On 27 October, the Rafael del Pino Foundation hosted the sixth edition of the "Innovators Under 35" programme, organised by the MIT Technology Review, in which the projects of the ten young Spanish innovators with the greatest future projection are presented. The event began with the words of Rafael Salazar, director of Innovators Under 35, who stressed the importance of taking into account the challenges of a rapidly changing world, in which innovation cycles are becoming shorter and faster. In order to survive in this context, it is necessary to remain relevant, which means looking for the most disruptive people in any country. This was followed by Ron Evans, technologist at The Hybrid Group, who gave a practical demonstration of the power of play in technology development. Ander Michalena, CEO and co-founder of Ticketbis, said that the innovation ecosystem in Spain is better now than it was five years ago. Investment has improved and the system continues to grow. He even believes that, at some point, a "unicorn" could emerge in Spain. And he recalled that the largest companies in the world are now technology companies that are reinventing sectors and economic activities. Pau García-Milà, founder of IdeaFoster, stressed that it is very important for innovators to be quick. In this sense, he recalled that great companies of the past, such as Nokia or Motorola, are almost dead today because innovations are produced at a speed that exceeds their project implementation schemes. The ten finalists of "Innovators Under 35 Spain" presented their projects. Blanca Rodríguez, from Smile & Learn, created an educational platform where children learn while big data informs parents and teachers about their progress and shortcomings. Javier Jimenez, from New Born Solutions, presented a pen that helps diagnose meningitis in children without performing a lumbar puncture, which could save thousands of lives in Africa. Esther García, from Eneso, competed with gadgets that enable people with special needs to use computers and smartphones. Javier Hernández, a researcher at MIT, designed smart devices that detect stress and emotions to help people manage them. César de la Fuente, from the Broad Institute at Harvard University, devised a system that uses peptides that could stop deaths from infections caused by multi-resistant bacteria. Luis Cuende, from Stampery, who spoke via videoconference, designed a system that harnesses Bitcoin technology to turn it into a notary 2.0 and fight patent trolls Carlos Sánchez, from Asana Weartech, presented a smart jersey, which guides scoliosis treatment with smart data. Gonzálo Murillo, researcher at the National Microelectronics Centre, presented a project that harnesses energy 'floating' in the environment to power internet of things sensors without the need for batteries. Jordina Arcal, from HealthAPP, participated with a health app that helps to keep eating disorders, obesity and child psychosis at bay. Finally, Óscar Flores, from Made of Genes, presented a genomic digital marketplace that eliminates the need to sequence the same genome twice for two different tests.

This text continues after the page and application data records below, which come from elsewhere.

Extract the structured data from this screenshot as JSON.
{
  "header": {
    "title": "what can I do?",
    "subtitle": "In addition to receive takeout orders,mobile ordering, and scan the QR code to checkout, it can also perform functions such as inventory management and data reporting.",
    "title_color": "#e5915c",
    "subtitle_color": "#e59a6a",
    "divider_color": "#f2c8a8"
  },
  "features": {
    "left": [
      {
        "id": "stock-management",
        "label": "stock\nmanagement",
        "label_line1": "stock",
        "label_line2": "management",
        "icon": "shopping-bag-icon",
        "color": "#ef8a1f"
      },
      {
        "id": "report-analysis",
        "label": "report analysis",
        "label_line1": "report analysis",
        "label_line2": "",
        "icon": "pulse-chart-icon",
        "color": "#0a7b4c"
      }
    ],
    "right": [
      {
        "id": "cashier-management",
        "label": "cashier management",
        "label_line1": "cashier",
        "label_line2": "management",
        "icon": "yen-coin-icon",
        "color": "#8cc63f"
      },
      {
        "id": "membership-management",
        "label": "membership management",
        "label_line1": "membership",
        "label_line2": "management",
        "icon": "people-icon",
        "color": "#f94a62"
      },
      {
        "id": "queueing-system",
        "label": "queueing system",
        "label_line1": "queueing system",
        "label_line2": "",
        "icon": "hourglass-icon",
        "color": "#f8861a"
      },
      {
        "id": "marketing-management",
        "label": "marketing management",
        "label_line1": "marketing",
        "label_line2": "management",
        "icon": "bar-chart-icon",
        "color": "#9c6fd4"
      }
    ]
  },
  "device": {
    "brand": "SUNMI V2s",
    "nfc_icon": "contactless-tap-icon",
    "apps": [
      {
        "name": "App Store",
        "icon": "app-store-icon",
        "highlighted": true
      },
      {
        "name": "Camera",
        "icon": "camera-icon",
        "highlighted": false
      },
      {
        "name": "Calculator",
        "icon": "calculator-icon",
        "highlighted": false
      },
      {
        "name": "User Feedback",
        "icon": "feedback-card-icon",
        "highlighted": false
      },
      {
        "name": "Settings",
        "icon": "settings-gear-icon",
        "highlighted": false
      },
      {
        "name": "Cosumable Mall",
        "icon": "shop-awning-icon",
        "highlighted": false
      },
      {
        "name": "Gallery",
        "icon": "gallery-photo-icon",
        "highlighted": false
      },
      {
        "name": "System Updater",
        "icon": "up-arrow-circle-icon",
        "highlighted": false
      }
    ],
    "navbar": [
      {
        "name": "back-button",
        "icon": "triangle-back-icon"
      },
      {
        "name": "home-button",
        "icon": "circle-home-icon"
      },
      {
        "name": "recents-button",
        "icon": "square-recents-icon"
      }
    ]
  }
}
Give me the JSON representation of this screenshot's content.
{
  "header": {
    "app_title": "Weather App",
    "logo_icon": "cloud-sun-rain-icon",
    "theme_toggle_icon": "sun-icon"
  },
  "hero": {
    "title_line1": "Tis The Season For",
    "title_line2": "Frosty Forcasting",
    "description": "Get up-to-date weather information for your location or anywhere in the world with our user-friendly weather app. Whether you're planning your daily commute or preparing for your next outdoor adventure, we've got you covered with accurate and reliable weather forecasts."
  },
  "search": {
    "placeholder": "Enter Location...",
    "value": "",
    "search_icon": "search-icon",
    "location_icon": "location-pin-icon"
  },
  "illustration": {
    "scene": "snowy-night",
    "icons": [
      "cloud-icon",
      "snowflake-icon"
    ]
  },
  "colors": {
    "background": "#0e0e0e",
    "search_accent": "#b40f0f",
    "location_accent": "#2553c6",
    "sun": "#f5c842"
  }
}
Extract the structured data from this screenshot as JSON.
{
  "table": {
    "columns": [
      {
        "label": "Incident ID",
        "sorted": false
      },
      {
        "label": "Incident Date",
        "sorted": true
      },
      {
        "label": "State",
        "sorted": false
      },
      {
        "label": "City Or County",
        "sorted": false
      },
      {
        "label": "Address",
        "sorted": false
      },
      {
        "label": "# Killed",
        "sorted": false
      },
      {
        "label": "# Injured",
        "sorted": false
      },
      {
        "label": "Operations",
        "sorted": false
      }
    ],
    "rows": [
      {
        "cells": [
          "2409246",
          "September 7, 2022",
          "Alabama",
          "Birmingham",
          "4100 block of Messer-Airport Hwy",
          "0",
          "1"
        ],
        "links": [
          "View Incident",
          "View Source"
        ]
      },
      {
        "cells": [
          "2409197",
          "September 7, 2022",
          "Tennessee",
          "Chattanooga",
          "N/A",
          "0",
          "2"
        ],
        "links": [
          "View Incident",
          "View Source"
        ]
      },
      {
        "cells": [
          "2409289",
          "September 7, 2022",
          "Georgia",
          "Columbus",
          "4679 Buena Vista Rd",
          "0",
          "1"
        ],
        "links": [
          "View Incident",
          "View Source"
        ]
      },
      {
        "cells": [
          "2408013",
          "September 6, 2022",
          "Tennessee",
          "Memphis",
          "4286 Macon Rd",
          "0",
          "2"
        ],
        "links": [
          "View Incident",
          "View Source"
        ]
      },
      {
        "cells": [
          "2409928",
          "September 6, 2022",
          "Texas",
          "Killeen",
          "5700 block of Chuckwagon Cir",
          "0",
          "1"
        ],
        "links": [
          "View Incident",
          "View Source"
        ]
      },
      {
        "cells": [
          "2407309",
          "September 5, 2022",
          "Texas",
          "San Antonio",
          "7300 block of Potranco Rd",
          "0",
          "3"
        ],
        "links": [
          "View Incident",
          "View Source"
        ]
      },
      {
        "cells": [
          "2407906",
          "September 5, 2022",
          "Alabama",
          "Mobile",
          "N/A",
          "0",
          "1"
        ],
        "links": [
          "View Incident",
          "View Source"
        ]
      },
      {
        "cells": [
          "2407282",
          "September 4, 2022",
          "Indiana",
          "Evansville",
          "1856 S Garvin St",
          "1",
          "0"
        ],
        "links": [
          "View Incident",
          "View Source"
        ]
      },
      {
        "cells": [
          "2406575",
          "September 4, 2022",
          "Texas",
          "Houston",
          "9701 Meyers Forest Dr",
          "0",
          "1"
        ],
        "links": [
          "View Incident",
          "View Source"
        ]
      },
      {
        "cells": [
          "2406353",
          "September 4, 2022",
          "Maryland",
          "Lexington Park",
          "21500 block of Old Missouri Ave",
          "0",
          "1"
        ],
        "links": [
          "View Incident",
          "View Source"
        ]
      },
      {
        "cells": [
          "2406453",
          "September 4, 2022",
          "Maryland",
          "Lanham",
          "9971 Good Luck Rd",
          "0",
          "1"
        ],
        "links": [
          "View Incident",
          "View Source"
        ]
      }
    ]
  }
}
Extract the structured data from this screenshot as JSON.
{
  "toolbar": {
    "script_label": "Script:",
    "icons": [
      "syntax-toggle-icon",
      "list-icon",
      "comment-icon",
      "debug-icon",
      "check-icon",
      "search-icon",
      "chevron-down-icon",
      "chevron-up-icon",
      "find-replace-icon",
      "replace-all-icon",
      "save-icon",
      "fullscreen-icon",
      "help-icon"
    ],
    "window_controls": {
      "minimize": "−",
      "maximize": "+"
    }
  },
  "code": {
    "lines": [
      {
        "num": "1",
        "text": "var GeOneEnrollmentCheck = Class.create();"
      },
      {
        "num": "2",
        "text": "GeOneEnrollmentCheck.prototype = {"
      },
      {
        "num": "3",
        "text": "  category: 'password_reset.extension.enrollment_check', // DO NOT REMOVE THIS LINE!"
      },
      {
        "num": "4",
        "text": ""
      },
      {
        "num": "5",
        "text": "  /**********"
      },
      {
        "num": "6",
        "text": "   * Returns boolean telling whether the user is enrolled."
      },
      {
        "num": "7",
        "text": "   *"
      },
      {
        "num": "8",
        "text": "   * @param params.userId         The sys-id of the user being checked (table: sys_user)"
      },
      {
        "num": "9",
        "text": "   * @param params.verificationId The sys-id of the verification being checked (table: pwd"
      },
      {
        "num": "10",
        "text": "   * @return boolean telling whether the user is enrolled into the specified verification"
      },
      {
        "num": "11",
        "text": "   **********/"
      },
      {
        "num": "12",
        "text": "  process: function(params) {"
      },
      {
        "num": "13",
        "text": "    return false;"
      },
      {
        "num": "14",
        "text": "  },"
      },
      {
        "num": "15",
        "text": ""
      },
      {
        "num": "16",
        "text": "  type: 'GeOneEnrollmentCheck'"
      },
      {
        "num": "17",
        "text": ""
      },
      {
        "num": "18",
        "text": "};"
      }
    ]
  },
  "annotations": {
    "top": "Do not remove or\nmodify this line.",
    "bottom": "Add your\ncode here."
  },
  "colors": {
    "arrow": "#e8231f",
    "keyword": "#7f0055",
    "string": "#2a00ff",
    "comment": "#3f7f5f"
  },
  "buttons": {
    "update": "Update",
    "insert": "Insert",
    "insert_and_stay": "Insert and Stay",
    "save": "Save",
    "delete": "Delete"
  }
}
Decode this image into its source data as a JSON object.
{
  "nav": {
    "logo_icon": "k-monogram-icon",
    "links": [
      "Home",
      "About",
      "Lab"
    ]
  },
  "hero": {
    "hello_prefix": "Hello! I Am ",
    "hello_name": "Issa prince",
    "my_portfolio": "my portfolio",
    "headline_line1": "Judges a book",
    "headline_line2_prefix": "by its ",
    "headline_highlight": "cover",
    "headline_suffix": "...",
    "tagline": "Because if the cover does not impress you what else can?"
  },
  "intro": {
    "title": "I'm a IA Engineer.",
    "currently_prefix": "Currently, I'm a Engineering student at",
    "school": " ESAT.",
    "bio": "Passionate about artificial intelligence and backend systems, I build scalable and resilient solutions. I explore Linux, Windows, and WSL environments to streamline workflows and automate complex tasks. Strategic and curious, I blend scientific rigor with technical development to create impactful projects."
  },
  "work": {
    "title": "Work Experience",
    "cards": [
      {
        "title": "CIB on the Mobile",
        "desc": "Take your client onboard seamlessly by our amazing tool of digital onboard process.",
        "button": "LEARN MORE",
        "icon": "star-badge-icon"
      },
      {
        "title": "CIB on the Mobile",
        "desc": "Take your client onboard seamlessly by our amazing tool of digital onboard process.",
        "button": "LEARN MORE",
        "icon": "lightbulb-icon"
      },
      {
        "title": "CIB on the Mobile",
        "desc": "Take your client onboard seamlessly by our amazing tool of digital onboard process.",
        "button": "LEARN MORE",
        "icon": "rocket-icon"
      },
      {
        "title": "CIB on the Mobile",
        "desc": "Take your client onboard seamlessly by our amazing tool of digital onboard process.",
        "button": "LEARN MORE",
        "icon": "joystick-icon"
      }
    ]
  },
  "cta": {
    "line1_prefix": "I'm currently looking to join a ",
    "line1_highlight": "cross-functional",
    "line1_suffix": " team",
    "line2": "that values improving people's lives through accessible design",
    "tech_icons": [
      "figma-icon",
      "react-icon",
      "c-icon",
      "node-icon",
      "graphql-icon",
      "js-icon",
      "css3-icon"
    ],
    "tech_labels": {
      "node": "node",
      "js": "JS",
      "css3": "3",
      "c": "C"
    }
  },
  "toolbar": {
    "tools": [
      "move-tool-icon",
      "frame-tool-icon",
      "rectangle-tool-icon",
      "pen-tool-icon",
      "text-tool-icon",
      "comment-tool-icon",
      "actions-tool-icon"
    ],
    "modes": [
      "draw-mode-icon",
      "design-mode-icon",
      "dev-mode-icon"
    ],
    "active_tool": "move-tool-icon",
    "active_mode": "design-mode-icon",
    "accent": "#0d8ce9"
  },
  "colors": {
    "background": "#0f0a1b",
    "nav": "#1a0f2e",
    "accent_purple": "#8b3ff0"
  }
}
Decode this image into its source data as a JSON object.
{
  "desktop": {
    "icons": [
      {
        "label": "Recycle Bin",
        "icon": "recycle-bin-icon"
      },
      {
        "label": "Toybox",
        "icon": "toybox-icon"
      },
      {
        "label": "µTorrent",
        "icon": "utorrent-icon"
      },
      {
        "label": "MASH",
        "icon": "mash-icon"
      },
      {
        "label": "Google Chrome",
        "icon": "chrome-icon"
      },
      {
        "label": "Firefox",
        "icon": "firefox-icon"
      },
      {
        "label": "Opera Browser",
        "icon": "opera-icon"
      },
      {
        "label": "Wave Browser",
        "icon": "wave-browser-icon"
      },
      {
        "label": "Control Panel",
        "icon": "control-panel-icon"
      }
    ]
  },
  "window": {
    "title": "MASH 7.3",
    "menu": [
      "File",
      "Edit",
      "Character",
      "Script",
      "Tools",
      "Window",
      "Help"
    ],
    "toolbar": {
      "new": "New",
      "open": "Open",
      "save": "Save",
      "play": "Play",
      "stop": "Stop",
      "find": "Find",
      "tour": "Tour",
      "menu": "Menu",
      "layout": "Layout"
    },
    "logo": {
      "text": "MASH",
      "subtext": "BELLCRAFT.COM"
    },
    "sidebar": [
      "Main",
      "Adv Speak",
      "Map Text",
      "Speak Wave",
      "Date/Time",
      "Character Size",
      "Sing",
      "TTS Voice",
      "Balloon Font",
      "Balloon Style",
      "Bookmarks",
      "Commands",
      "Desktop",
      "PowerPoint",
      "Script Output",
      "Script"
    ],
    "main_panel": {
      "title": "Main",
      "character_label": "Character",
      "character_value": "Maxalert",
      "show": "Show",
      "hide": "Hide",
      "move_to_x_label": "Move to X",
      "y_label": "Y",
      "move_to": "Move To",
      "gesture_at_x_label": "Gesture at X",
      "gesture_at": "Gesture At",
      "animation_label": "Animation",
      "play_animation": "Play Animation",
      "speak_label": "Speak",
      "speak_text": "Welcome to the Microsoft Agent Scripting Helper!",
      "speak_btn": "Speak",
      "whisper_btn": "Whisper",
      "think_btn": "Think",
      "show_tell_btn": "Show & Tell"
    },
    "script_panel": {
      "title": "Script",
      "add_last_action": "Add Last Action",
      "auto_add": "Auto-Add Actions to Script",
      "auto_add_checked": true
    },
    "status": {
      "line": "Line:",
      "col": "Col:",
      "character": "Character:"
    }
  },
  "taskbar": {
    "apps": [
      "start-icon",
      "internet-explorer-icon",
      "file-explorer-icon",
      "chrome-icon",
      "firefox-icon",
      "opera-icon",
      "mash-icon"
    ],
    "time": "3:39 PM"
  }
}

The Rafael del Pino Foundation is not responsible for the comments, opinions or statements made by the people who participate in its activities and which are expressed as a result of their inalienable right to freedom of expression and under their sole responsibility. The contents included in the summary of this conference, written for the Rafael del Pino Foundation by Professor Emilio González, are the result of the debates held at the meeting held for this purpose at the Foundation and are the responsibility of the authors.

The Rafael del Pino Foundation is not responsible for any comments, opinions or statements made by third parties. In this respect, the FRP is not obliged to monitor the views expressed by such third parties who participate in its activities and which are expressed as a result of their inalienable right to freedom of expression and under their own responsibility. The contents included in the summary of this conference, written for the Rafael del Pino Foundation by Professor Emilio J. González, are the result of the discussions that took place during the conference organised for this purpose at the Foundation and are the sole responsibility of its authors.